* [Provided records]

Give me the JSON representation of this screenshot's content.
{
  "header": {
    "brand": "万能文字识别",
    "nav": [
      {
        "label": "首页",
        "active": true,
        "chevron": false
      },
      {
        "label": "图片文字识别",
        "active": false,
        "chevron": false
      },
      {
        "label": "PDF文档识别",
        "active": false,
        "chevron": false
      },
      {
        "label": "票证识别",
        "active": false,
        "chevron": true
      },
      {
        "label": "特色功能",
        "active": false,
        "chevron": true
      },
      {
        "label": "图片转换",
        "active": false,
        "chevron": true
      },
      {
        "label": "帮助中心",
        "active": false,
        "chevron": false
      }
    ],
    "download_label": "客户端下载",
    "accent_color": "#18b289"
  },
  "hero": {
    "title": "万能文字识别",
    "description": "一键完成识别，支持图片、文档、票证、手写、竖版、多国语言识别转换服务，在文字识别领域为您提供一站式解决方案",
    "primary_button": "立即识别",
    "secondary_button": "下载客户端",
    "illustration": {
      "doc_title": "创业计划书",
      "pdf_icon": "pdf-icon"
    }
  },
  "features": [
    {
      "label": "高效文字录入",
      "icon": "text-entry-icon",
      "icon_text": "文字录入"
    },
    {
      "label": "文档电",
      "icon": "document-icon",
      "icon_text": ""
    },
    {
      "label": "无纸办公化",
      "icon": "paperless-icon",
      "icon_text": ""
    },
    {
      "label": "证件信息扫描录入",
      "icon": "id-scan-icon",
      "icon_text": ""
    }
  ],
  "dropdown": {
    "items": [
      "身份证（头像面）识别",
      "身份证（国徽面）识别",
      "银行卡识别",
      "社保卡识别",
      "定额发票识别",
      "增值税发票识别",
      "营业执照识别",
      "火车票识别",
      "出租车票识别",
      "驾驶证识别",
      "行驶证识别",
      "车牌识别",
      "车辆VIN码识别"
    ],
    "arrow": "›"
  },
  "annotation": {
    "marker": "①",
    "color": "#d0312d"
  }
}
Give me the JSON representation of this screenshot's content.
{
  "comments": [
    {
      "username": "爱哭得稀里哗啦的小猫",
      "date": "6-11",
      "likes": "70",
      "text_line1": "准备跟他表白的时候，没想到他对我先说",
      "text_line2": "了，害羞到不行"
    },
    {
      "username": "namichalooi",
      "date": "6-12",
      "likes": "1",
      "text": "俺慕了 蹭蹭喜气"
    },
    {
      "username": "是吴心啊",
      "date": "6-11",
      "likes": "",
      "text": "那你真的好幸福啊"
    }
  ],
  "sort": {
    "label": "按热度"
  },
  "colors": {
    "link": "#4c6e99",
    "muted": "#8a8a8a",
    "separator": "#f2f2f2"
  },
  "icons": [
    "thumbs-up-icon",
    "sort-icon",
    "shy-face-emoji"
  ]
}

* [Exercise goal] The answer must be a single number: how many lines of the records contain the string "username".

* [Written response] 3